There are quite a few runs of pretty good wild blackberry hedges around where I live in Donegal and as the roads are quiet enough too, they don't get infused with exhaust fumes so much. But this year, while nosing around a few old back roads I hit the jackpot and found a good quarter-mile of the biggest, juiciest, most bountiful blackberry bushes I've ever seen!
I parked up the car and pulled out the wee bowl my daughter, Lily, had taken with us just in case we found some of theseluscious fruits of the forest. It turned out that I needed to use the basin I had in the boot of the car since the last cooking demo I had done! There were blackberries as far as my eyes could see - I was like a wee boy again - smiling to myself as we picked the berries, eating almost as many as we picked! They were so perfectly ripe they almost fell off their husks into our hands.
I was reminded of when my brother and I used to stay with our aunt, Nora Boyle, a few miles out of Donegal town, for two weeks during the summer months, so that Mum could have another room for the bed and breakfast guests. Nora is a great baker and instilled in me a lot of the older Irish recipes that I still love to make. She grew fruit and vegetables at home, baked every day, dried Dillisk on bedsheets in the garden and used to send us out picking blackberries so that she could make her apple and blackberry jam to put on to the yummiest homemade treacle and ginger bread ever.
We'd spend half the day away up fields and back-roads, with our cousins, picking and eating the juicy wild berries until we were sore!
I'm a great believer in 'smell' and how it can trigger memories and transport you to a particular point in your life with the deadliest of accuracy. Well, for me, the smell of blackberries means 10 years old, on holidays, "in the country".
The smell of fresh ripe blackberries is something so heavenly and unique as to enchant even the most distinguished wine connoisseur's scent glands. When it's said that there are "notes of Blackberry" in that Stag's Leap Cabernet Sauvignon 2004 or whatever, well they probably haven't had the chance to stick their sniffer into a hand-picked bucket of the real juicy blackberries, just off the 'vine'!
Anyway, so Lily and I picked just under 3kg of these large, shiny, blackish-purple berries in about 40 minutes! On the way home I was wondering what to make first, a crumble, a tart, just jam, some chutney... but I decided to make a blackberry variation on the classic Irish apple cake of pastry bottom, apples and sugar, sponge topping.
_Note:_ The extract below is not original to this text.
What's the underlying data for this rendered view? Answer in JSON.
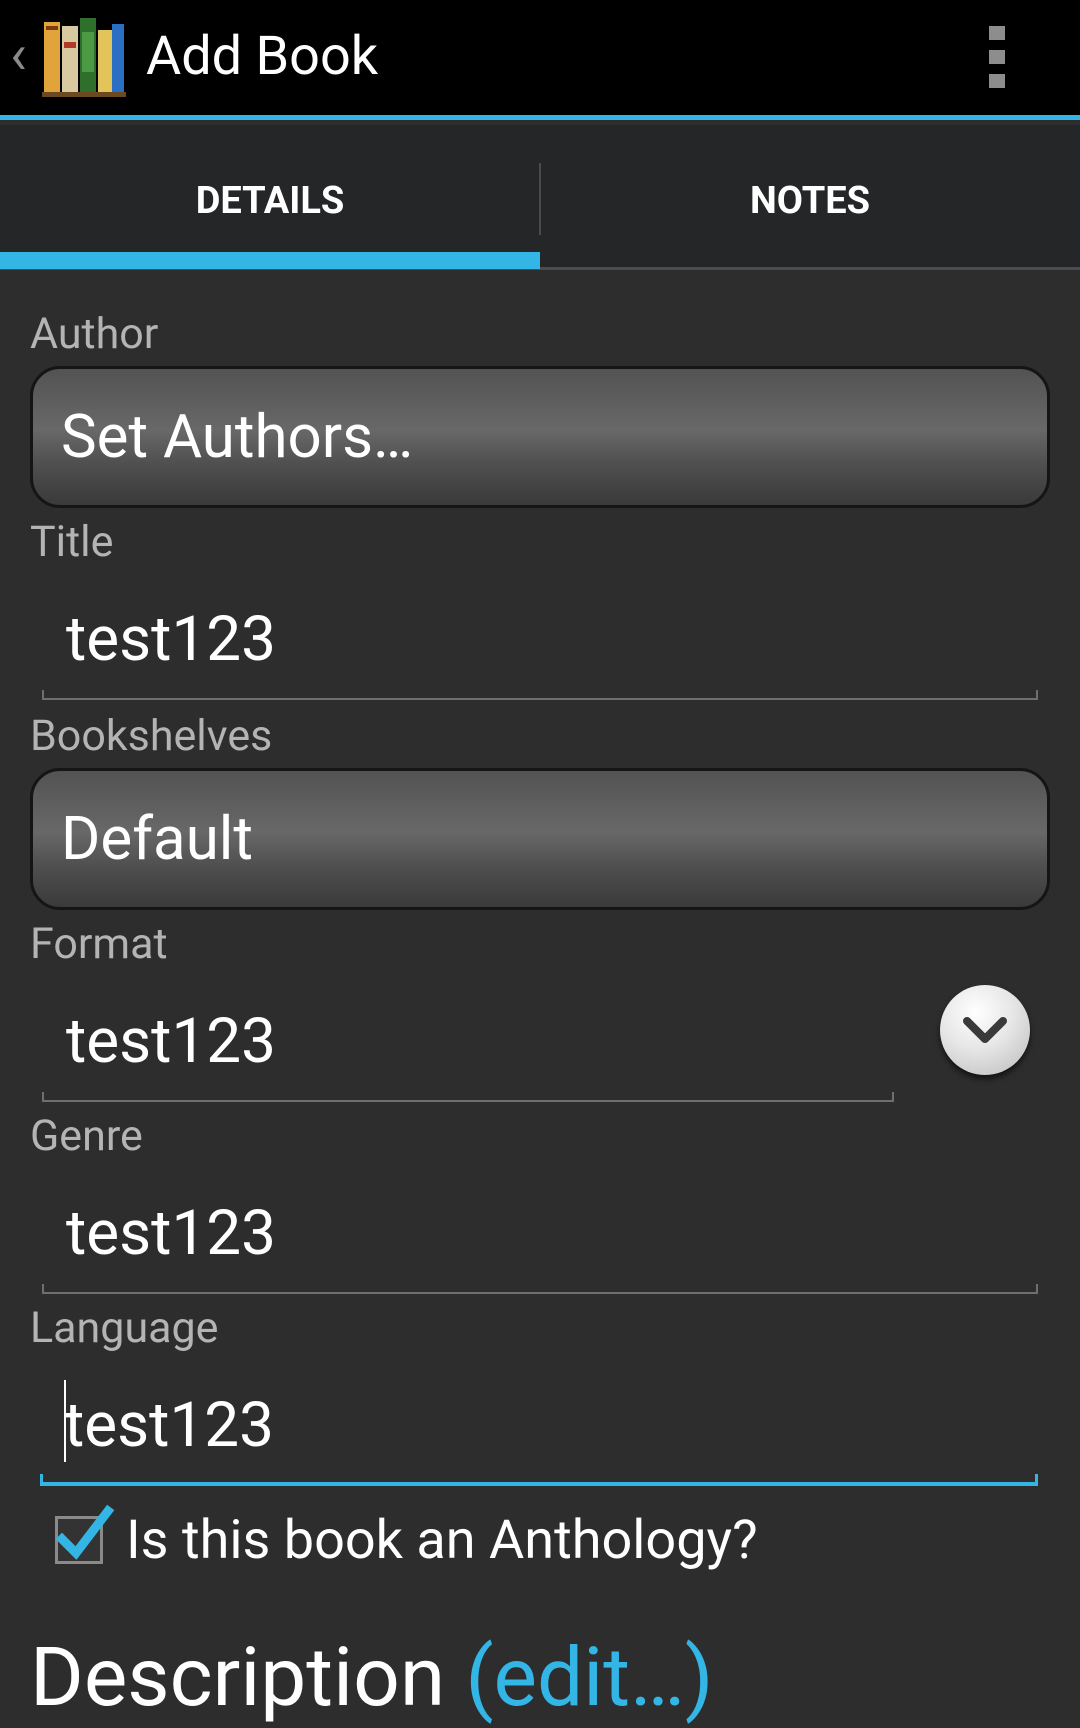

Blackberry madeira pie
A 10-inch pie tin
Preheat your oven to 170°C
200g plain flour
75g caster sugar
1 medium egg
a little cold water
Madeira Sponge Mix
100g caster sugar
2 medium eggs
125g self-raising flour
1/2 tsp vanilla essence
a little milk
4 tablespoons caster sugar
2 tbls. honey
2 tbls. orange juice
1. Wash the blackberries gently, with cold water, in a sieve and let them drain while you make the rest of the pie.
2. For the pastry rub the butter into the flour until it's like breadcrumbs. Add the sugar and mix in. Break in the egg and pull the pastry together using a little cold water if needed. Refrigerate.
3. For the Madeira, cream the butter and sugar together until light and fluffy. Add one egg with a tablespoon of flour and beat well until smooth. Add the 2nd egg with a little flour and beat well until smooth. The little bit of flour helps to stop the mix from curdling as you mix in the egg.
4. Add all the flour and mix in well. Add the vanilla essence and mix in. Add a little bit of milk to bring the Madeira mix to a dropping consistency.
5. Grease the pie tin with a little butter and dust with flour. Roll out the pastry and line the tin. Press it in gently and trim off the extra bit.
6. Fill the lined tin with the blackberries and dust with the caster sugar.
7. Spoon the Madeira mix over the top and using the back of a spoon dipped in cold water gently smooth out the mix to fill all the gaps.
8. Bake in the pre-heated oven for approx. 40 minutes or until the sponge is firm to the touch and golden brown.
9. Heat the honey and orange juice together, for 20 seconds, in a cup in the microwave and brush this glaze over the warm pie.
10. Stand back and see how long you can wait before you start eating it! Enjoy.
See www.irishfoodguide.ie for more from Zack.
* Originally published in 2013.